Provided information Block Start
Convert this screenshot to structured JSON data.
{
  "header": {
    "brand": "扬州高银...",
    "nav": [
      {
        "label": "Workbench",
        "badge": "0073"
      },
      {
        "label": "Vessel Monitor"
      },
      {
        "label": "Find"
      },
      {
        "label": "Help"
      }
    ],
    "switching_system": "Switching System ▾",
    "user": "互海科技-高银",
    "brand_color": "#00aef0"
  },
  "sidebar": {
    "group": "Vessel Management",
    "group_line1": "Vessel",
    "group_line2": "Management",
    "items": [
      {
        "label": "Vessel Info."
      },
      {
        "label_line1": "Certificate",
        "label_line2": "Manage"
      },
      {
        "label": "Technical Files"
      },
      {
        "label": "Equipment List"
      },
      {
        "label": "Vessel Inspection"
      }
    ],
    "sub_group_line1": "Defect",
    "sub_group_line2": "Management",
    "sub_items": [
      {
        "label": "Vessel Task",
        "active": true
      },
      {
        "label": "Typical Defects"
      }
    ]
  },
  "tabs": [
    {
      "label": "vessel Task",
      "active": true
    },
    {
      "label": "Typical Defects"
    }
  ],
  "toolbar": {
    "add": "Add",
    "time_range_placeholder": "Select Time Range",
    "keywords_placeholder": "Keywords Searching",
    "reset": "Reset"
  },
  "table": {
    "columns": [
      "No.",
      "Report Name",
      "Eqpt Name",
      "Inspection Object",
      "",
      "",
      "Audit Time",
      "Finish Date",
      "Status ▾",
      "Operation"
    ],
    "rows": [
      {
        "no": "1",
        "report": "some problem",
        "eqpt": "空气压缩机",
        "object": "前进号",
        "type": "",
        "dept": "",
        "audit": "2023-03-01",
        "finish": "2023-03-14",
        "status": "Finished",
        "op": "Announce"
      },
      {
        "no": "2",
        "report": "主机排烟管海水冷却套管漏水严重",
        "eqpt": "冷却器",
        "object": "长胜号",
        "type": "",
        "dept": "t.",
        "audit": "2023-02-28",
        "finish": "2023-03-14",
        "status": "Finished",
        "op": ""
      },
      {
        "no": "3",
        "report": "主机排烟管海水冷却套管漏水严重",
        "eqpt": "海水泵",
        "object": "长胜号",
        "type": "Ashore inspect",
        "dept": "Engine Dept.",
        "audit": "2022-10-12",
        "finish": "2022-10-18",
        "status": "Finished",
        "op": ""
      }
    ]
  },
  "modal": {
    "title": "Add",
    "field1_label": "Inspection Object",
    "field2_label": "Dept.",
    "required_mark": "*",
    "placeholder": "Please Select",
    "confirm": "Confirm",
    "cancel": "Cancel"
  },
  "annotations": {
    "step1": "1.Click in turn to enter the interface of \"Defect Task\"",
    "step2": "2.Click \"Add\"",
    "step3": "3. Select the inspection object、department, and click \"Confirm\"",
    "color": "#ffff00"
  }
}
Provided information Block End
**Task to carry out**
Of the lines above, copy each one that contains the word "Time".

**Solution**
    "time_range_placeholder": "Select Time Range",
      "Audit Time",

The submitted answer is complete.